● Activity:
A single number is expected: the count of lines in the entries below that contain "JSON".

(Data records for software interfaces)
****
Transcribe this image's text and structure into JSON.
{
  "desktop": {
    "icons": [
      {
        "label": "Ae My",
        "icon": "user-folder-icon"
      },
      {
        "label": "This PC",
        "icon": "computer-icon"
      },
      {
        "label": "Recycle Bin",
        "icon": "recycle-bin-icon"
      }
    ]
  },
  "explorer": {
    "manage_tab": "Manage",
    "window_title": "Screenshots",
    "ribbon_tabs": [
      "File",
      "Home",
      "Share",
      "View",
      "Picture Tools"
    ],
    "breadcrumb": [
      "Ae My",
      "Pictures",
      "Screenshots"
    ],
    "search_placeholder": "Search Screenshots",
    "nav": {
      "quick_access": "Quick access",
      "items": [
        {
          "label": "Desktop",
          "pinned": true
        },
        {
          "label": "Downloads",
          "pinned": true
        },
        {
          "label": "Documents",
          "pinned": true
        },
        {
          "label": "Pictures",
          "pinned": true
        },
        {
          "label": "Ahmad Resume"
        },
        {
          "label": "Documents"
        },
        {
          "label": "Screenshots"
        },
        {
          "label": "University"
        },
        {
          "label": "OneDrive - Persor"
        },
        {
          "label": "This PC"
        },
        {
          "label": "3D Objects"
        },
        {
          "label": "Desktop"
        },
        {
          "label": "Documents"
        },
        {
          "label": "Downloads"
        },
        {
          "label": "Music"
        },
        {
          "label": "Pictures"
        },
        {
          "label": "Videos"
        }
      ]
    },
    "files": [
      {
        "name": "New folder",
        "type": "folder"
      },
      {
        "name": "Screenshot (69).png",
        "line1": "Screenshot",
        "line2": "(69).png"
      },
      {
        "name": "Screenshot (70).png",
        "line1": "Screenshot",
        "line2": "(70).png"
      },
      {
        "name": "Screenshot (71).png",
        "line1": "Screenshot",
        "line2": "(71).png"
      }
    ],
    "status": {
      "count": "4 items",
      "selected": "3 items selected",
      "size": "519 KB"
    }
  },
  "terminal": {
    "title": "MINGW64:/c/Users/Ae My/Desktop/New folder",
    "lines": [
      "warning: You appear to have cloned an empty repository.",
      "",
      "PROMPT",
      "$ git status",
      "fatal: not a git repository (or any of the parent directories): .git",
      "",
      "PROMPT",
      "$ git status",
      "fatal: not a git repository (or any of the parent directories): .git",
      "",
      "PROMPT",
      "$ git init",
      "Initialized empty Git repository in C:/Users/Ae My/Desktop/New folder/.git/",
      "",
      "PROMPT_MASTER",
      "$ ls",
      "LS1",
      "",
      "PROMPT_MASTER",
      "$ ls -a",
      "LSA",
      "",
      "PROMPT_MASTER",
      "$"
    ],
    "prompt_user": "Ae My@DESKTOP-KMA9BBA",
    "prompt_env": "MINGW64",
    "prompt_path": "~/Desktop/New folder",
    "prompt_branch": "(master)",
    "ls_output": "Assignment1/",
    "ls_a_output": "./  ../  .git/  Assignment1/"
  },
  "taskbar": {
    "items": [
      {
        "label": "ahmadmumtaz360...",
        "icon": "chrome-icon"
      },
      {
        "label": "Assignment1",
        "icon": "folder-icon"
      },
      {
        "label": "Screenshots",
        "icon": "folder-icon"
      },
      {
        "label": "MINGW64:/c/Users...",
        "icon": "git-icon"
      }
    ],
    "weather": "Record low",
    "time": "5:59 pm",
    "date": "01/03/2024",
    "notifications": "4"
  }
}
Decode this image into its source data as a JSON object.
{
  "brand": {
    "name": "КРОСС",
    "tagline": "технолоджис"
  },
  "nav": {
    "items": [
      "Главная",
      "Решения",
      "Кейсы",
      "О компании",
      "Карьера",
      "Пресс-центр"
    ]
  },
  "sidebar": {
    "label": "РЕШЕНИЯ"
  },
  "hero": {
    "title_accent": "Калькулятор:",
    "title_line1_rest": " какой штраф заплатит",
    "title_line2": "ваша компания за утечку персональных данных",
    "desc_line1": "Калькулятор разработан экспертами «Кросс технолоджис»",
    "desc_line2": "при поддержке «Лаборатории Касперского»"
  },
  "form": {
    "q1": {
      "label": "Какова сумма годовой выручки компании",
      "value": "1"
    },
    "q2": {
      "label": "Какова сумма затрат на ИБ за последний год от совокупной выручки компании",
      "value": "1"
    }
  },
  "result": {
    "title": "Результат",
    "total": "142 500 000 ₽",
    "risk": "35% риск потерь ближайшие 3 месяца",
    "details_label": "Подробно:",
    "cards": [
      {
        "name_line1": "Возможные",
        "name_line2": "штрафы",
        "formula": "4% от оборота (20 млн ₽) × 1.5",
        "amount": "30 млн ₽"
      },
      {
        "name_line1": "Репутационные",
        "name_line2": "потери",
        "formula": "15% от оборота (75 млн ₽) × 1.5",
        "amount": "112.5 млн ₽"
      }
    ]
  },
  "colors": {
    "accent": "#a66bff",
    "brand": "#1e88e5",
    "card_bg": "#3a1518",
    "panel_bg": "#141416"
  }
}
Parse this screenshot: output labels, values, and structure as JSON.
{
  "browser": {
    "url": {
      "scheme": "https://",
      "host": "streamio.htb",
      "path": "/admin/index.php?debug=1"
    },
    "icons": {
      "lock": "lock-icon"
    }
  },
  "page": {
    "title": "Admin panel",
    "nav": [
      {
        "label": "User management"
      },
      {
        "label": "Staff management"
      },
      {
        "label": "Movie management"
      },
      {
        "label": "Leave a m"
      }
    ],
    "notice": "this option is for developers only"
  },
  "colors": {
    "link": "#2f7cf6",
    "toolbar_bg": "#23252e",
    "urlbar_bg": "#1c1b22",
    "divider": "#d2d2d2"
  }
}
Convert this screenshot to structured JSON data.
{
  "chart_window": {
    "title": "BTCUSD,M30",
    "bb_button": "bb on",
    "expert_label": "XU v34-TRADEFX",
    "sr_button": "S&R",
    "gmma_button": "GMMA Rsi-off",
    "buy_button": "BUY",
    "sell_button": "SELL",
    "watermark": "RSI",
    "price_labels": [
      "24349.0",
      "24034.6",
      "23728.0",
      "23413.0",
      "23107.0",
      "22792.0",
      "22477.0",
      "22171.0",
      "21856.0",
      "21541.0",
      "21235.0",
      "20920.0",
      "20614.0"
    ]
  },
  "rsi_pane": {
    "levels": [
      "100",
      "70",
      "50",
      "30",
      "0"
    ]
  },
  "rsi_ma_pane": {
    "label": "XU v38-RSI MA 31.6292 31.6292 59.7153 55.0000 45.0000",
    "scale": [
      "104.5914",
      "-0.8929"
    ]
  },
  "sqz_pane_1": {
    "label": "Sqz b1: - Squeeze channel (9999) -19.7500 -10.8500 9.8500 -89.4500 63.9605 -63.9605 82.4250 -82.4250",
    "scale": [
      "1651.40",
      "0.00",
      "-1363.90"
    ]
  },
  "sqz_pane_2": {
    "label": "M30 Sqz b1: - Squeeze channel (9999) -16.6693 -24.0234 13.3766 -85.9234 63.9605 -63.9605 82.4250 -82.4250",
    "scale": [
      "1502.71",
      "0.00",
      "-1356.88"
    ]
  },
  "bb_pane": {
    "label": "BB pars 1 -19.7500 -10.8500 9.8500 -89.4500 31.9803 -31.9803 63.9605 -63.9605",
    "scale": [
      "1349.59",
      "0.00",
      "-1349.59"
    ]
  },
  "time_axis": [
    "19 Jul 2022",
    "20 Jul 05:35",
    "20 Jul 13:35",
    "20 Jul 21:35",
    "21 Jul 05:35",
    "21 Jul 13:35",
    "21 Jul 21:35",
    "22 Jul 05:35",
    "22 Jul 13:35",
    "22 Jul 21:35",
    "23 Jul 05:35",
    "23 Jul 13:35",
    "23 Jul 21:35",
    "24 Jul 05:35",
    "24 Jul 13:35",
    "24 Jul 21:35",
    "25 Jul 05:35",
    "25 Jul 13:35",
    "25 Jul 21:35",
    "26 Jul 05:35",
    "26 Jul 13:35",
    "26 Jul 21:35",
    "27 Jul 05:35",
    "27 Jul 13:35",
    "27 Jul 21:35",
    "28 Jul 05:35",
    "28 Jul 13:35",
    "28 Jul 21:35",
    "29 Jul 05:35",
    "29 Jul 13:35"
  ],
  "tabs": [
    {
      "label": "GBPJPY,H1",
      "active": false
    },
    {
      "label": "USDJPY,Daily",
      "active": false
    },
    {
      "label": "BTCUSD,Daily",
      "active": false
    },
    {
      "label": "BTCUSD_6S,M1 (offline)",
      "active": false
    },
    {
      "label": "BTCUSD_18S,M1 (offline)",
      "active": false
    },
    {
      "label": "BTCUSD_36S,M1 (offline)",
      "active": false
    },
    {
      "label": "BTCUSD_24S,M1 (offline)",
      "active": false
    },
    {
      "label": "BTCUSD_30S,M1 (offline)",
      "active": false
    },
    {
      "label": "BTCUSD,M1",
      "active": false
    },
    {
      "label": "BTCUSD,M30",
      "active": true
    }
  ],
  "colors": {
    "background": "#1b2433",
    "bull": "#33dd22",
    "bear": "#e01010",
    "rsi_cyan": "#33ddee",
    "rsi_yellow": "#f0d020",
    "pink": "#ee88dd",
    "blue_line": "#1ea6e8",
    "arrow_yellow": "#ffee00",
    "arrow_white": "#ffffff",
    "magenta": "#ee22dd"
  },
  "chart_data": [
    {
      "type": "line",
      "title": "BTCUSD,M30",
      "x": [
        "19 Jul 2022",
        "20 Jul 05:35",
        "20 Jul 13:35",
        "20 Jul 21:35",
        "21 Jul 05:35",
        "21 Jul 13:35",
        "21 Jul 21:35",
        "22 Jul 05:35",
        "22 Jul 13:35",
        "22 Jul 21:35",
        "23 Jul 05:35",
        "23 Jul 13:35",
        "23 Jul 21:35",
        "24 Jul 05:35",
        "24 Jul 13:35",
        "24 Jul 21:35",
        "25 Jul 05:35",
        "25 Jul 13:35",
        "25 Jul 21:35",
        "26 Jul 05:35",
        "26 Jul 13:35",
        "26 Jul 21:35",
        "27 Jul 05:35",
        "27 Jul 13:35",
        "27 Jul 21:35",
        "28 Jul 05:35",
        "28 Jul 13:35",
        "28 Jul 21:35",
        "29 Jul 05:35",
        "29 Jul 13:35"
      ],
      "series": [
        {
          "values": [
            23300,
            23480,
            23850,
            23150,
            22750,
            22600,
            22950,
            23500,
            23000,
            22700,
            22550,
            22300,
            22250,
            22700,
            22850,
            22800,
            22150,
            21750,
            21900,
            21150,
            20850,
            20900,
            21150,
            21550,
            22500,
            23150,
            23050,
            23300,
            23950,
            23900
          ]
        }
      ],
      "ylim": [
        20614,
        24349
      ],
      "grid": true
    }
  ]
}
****
● Exercise result:
4